[Element data from apps and pages]
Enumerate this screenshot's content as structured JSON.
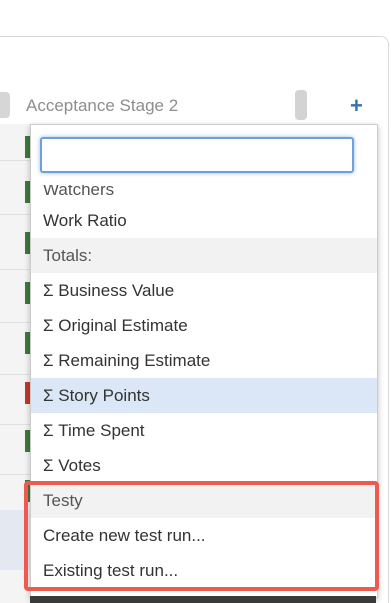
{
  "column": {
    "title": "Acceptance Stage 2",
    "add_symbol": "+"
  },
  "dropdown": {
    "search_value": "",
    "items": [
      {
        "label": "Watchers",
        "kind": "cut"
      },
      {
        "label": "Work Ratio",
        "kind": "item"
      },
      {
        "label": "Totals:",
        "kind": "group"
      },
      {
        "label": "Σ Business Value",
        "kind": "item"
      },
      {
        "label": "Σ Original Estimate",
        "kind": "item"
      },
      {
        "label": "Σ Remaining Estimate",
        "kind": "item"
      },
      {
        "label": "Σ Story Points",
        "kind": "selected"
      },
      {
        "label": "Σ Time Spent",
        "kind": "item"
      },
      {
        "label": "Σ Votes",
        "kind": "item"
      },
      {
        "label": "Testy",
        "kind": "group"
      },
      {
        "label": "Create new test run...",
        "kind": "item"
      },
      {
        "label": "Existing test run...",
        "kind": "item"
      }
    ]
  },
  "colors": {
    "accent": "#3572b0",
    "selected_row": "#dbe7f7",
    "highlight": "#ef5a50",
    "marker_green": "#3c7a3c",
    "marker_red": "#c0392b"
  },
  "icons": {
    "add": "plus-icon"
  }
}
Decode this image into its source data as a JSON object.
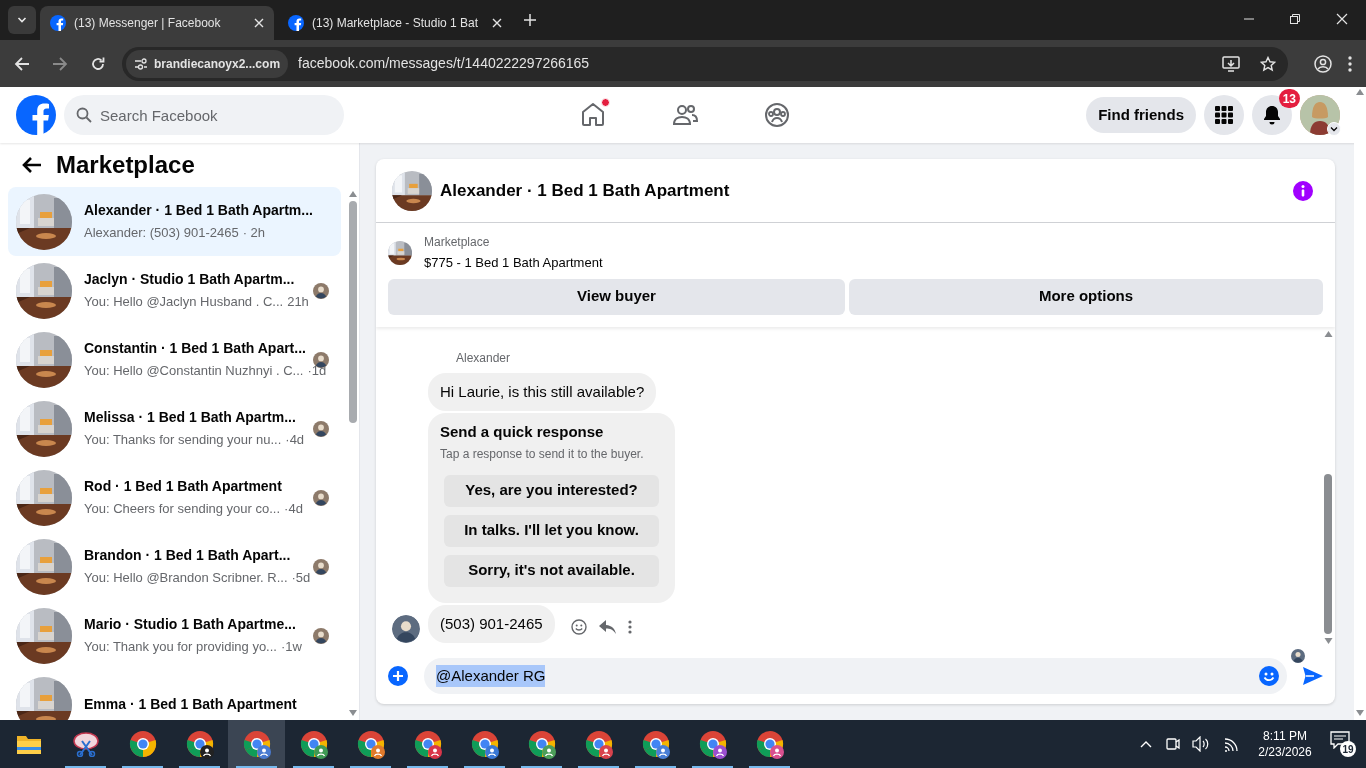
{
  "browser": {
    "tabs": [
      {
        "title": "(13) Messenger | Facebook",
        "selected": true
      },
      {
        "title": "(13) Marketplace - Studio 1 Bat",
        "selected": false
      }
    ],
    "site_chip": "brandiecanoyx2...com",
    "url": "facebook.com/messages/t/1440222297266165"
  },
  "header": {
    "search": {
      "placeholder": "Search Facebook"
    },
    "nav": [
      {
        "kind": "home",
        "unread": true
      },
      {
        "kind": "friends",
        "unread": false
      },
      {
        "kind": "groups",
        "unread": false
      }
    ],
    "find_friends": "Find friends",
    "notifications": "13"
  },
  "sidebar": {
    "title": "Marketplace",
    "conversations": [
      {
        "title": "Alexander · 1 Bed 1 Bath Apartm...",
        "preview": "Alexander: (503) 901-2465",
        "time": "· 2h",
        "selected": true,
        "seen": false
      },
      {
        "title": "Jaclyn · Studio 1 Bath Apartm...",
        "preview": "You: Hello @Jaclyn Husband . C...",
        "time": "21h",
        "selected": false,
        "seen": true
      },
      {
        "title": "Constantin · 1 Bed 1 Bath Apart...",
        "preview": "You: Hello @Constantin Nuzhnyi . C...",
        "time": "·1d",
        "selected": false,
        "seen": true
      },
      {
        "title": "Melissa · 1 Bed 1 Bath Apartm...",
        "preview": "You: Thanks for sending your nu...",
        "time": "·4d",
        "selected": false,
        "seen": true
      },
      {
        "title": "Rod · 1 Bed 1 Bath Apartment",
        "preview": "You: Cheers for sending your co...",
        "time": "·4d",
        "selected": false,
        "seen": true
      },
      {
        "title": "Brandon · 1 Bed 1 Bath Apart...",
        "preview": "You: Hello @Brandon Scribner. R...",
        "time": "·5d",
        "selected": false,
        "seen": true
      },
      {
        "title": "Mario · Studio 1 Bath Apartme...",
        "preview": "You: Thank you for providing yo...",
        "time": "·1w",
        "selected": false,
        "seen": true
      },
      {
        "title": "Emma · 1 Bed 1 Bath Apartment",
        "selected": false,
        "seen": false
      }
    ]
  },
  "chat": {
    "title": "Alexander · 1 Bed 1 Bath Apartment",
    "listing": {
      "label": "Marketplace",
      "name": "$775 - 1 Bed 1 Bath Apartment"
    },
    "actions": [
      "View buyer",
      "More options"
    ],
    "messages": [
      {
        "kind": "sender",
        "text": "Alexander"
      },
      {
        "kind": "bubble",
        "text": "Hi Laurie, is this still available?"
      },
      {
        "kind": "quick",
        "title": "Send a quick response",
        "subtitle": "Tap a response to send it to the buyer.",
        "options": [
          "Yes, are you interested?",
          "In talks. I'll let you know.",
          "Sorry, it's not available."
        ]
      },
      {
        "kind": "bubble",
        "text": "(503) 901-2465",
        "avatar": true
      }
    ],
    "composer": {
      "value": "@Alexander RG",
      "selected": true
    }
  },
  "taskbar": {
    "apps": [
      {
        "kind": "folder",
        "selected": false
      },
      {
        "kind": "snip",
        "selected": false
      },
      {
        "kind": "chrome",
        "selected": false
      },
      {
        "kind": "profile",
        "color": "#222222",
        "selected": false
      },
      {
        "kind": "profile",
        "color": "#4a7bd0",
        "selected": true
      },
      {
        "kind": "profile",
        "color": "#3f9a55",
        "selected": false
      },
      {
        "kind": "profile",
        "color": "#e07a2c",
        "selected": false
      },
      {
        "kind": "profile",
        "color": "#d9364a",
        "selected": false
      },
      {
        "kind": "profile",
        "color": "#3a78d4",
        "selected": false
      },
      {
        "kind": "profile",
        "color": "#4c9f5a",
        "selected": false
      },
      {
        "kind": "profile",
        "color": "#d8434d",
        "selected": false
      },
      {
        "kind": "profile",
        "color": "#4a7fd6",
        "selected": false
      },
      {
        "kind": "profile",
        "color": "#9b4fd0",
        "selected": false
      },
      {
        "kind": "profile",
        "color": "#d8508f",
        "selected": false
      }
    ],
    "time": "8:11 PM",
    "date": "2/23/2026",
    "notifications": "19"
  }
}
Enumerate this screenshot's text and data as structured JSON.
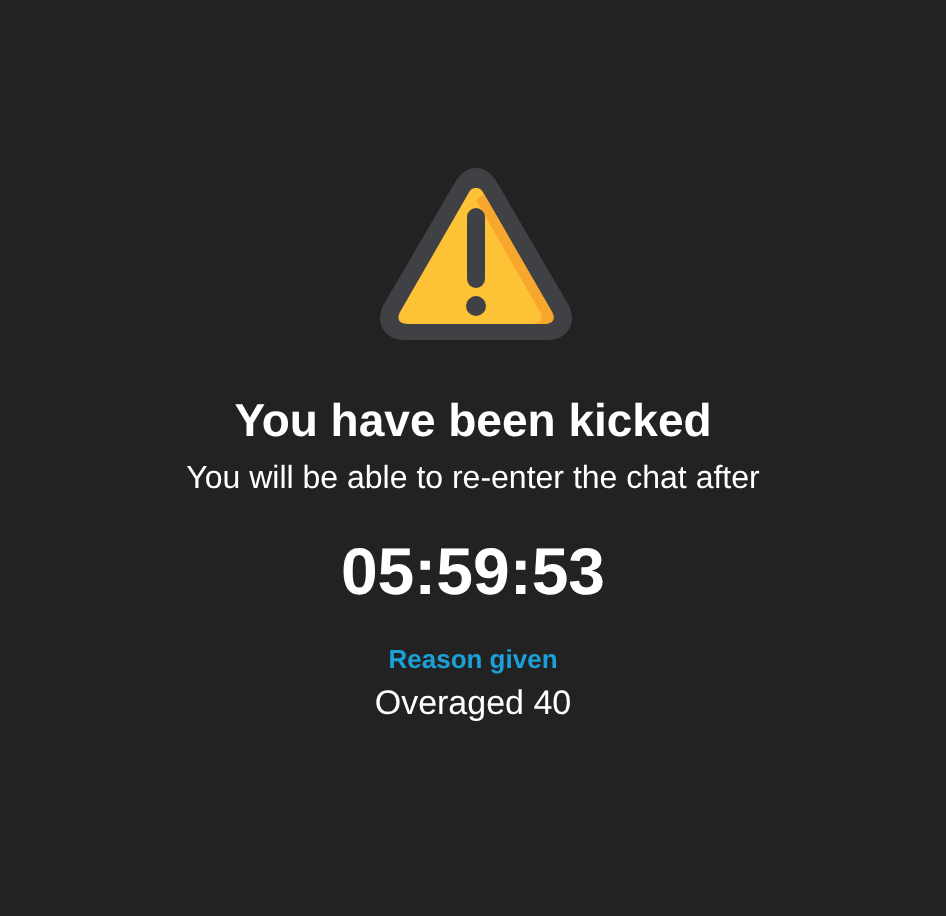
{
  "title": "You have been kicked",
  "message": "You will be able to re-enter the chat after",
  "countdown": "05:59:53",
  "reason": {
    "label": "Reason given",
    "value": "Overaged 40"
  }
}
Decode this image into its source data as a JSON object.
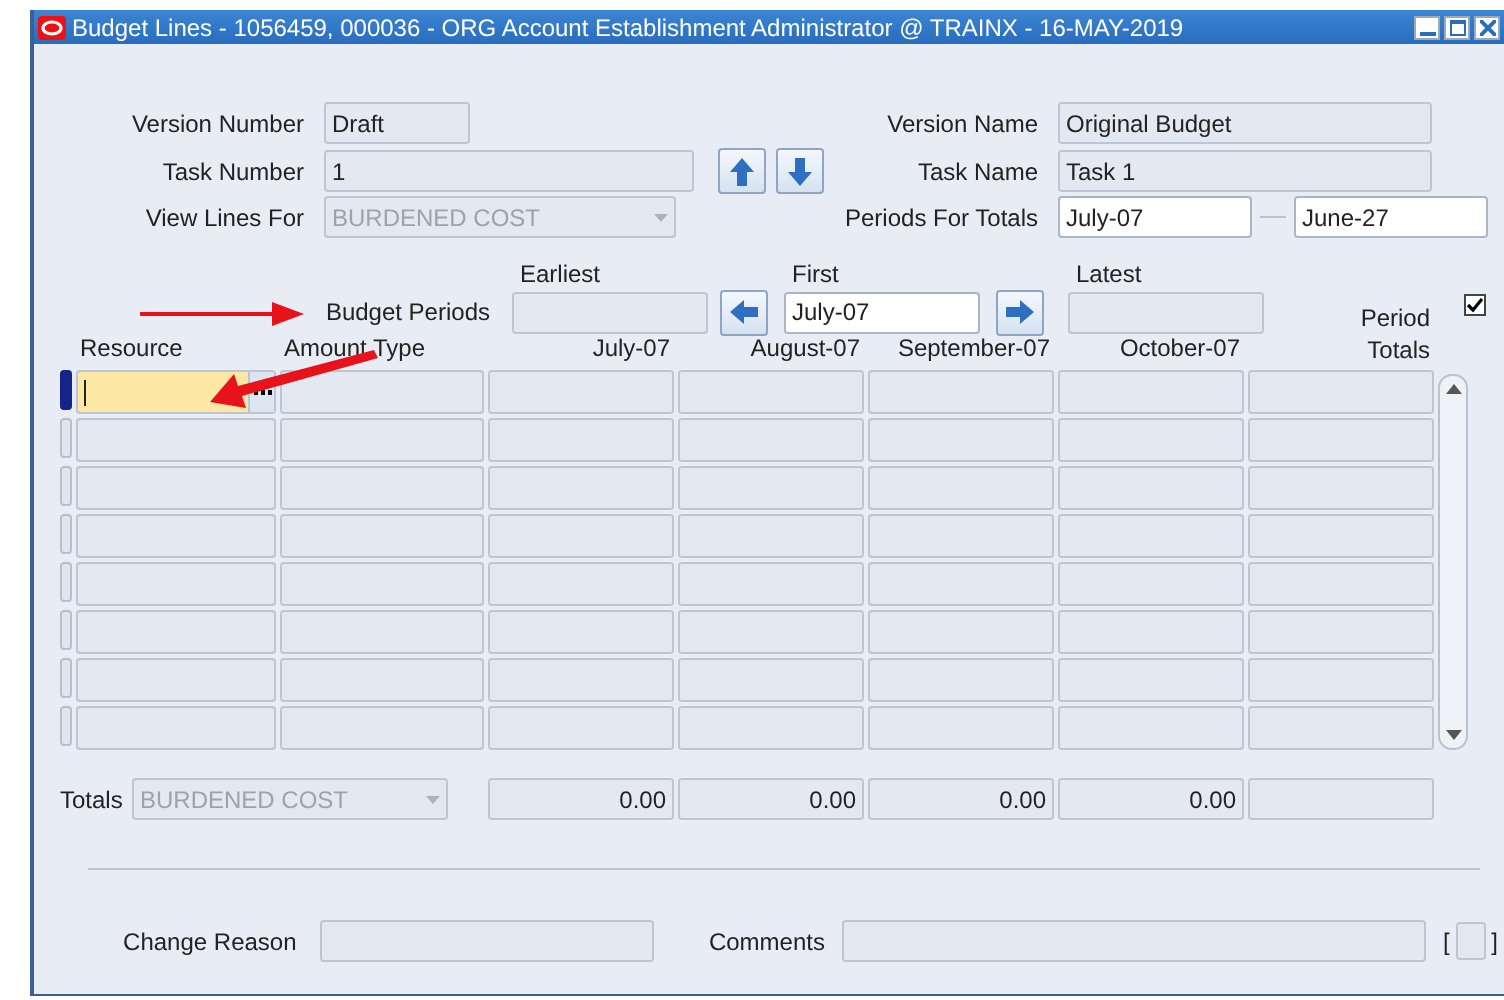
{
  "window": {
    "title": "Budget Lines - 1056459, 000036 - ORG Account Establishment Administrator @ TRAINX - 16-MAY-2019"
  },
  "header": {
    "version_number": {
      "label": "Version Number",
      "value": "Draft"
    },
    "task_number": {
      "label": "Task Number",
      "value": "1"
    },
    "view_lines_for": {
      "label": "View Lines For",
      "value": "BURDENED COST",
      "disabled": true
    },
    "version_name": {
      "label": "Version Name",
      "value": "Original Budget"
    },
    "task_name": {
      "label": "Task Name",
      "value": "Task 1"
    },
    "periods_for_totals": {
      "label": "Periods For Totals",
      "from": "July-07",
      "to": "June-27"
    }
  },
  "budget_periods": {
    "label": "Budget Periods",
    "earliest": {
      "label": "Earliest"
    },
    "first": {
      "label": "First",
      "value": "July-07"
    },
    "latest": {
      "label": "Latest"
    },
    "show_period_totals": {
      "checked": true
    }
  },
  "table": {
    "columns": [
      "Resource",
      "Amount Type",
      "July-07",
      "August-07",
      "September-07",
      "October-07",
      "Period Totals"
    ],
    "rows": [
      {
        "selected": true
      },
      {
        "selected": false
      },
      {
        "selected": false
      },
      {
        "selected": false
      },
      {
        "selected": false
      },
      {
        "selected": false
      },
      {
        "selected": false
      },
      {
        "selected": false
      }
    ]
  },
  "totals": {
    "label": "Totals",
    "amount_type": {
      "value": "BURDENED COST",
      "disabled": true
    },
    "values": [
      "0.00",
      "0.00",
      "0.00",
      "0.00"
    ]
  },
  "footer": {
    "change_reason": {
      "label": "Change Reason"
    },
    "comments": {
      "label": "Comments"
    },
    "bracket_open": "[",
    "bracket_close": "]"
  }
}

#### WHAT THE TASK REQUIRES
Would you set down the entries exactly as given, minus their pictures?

#### RESULT OF THE EXERCISE
Enumerate this screenshot's content as structured JSON.
{
  "column": {
    "title": "Acceptance Stage 2",
    "add_symbol": "+"
  },
  "dropdown": {
    "search_value": "",
    "items": [
      {
        "label": "Watchers",
        "kind": "cut"
      },
      {
        "label": "Work Ratio",
        "kind": "item"
      },
      {
        "label": "Totals:",
        "kind": "group"
      },
      {
        "label": "Σ Business Value",
        "kind": "item"
      },
      {
        "label": "Σ Original Estimate",
        "kind": "item"
      },
      {
        "label": "Σ Remaining Estimate",
        "kind": "item"
      },
      {
        "label": "Σ Story Points",
        "kind": "selected"
      },
      {
        "label": "Σ Time Spent",
        "kind": "item"
      },
      {
        "label": "Σ Votes",
        "kind": "item"
      },
      {
        "label": "Testy",
        "kind": "group"
      },
      {
        "label": "Create new test run...",
        "kind": "item"
      },
      {
        "label": "Existing test run...",
        "kind": "item"
      }
    ]
  },
  "colors": {
    "accent": "#3572b0",
    "selected_row": "#dbe7f7",
    "highlight": "#ef5a50",
    "marker_green": "#3c7a3c",
    "marker_red": "#c0392b"
  },
  "icons": {
    "add": "plus-icon"
  }
}
Decode this image into its source data as a JSON object.
{
  "browser": {
    "tabs": [
      {
        "title": "(13) Messenger | Facebook",
        "selected": true
      },
      {
        "title": "(13) Marketplace - Studio 1 Bat",
        "selected": false
      }
    ],
    "site_chip": "brandiecanoyx2...com",
    "url": "facebook.com/messages/t/1440222297266165"
  },
  "header": {
    "search": {
      "placeholder": "Search Facebook"
    },
    "nav": [
      {
        "kind": "home",
        "unread": true
      },
      {
        "kind": "friends",
        "unread": false
      },
      {
        "kind": "groups",
        "unread": false
      }
    ],
    "find_friends": "Find friends",
    "notifications": "13"
  },
  "sidebar": {
    "title": "Marketplace",
    "conversations": [
      {
        "title": "Alexander · 1 Bed 1 Bath Apartm...",
        "preview": "Alexander: (503) 901-2465",
        "time": "· 2h",
        "selected": true,
        "seen": false
      },
      {
        "title": "Jaclyn · Studio 1 Bath Apartm...",
        "preview": "You: Hello @Jaclyn Husband . C...",
        "time": "21h",
        "selected": false,
        "seen": true
      },
      {
        "title": "Constantin · 1 Bed 1 Bath Apart...",
        "preview": "You: Hello @Constantin Nuzhnyi . C...",
        "time": "·1d",
        "selected": false,
        "seen": true
      },
      {
        "title": "Melissa · 1 Bed 1 Bath Apartm...",
        "preview": "You: Thanks for sending your nu...",
        "time": "·4d",
        "selected": false,
        "seen": true
      },
      {
        "title": "Rod · 1 Bed 1 Bath Apartment",
        "preview": "You: Cheers for sending your co...",
        "time": "·4d",
        "selected": false,
        "seen": true
      },
      {
        "title": "Brandon · 1 Bed 1 Bath Apart...",
        "preview": "You: Hello @Brandon Scribner. R...",
        "time": "·5d",
        "selected": false,
        "seen": true
      },
      {
        "title": "Mario · Studio 1 Bath Apartme...",
        "preview": "You: Thank you for providing yo...",
        "time": "·1w",
        "selected": false,
        "seen": true
      },
      {
        "title": "Emma · 1 Bed 1 Bath Apartment",
        "selected": false,
        "seen": false
      }
    ]
  },
  "chat": {
    "title": "Alexander · 1 Bed 1 Bath Apartment",
    "listing": {
      "label": "Marketplace",
      "name": "$775 - 1 Bed 1 Bath Apartment"
    },
    "actions": [
      "View buyer",
      "More options"
    ],
    "messages": [
      {
        "kind": "sender",
        "text": "Alexander"
      },
      {
        "kind": "bubble",
        "text": "Hi Laurie, is this still available?"
      },
      {
        "kind": "quick",
        "title": "Send a quick response",
        "subtitle": "Tap a response to send it to the buyer.",
        "options": [
          "Yes, are you interested?",
          "In talks. I'll let you know.",
          "Sorry, it's not available."
        ]
      },
      {
        "kind": "bubble",
        "text": "(503) 901-2465",
        "avatar": true
      }
    ],
    "composer": {
      "value": "@Alexander RG",
      "selected": true
    }
  },
  "taskbar": {
    "apps": [
      {
        "kind": "folder",
        "selected": false
      },
      {
        "kind": "snip",
        "selected": false
      },
      {
        "kind": "chrome",
        "selected": false
      },
      {
        "kind": "profile",
        "color": "#222222",
        "selected": false
      },
      {
        "kind": "profile",
        "color": "#4a7bd0",
        "selected": true
      },
      {
        "kind": "profile",
        "color": "#3f9a55",
        "selected": false
      },
      {
        "kind": "profile",
        "color": "#e07a2c",
        "selected": false
      },
      {
        "kind": "profile",
        "color": "#d9364a",
        "selected": false
      },
      {
        "kind": "profile",
        "color": "#3a78d4",
        "selected": false
      },
      {
        "kind": "profile",
        "color": "#4c9f5a",
        "selected": false
      },
      {
        "kind": "profile",
        "color": "#d8434d",
        "selected": false
      },
      {
        "kind": "profile",
        "color": "#4a7fd6",
        "selected": false
      },
      {
        "kind": "profile",
        "color": "#9b4fd0",
        "selected": false
      },
      {
        "kind": "profile",
        "color": "#d8508f",
        "selected": false
      }
    ],
    "time": "8:11 PM",
    "date": "2/23/2026",
    "notifications": "19"
  }
}
Enumerate this screenshot's text and data as structured JSON.
{
  "title": "You have been kicked",
  "message": "You will be able to re-enter the chat after",
  "countdown": "05:59:53",
  "reason": {
    "label": "Reason given",
    "value": "Overaged 40"
  }
}
Decode this image into its source data as a JSON object.
{
  "window": {
    "title": "Budget Lines - 1056459, 000036 - ORG Account Establishment Administrator @ TRAINX - 16-MAY-2019"
  },
  "header": {
    "version_number": {
      "label": "Version Number",
      "value": "Draft"
    },
    "task_number": {
      "label": "Task Number",
      "value": "1"
    },
    "view_lines_for": {
      "label": "View Lines For",
      "value": "BURDENED COST",
      "disabled": true
    },
    "version_name": {
      "label": "Version Name",
      "value": "Original Budget"
    },
    "task_name": {
      "label": "Task Name",
      "value": "Task 1"
    },
    "periods_for_totals": {
      "label": "Periods For Totals",
      "from": "July-07",
      "to": "June-27"
    }
  },
  "budget_periods": {
    "label": "Budget Periods",
    "earliest": {
      "label": "Earliest"
    },
    "first": {
      "label": "First",
      "value": "July-07"
    },
    "latest": {
      "label": "Latest"
    },
    "show_period_totals": {
      "checked": true
    }
  },
  "table": {
    "columns": [
      "Resource",
      "Amount Type",
      "July-07",
      "August-07",
      "September-07",
      "October-07",
      "Period Totals"
    ],
    "rows": [
      {
        "selected": true
      },
      {
        "selected": false
      },
      {
        "selected": false
      },
      {
        "selected": false
      },
      {
        "selected": false
      },
      {
        "selected": false
      },
      {
        "selected": false
      },
      {
        "selected": false
      }
    ]
  },
  "totals": {
    "label": "Totals",
    "amount_type": {
      "value": "BURDENED COST",
      "disabled": true
    },
    "values": [
      "0.00",
      "0.00",
      "0.00",
      "0.00"
    ]
  },
  "footer": {
    "change_reason": {
      "label": "Change Reason"
    },
    "comments": {
      "label": "Comments"
    },
    "bracket_open": "[",
    "bracket_close": "]"
  }
}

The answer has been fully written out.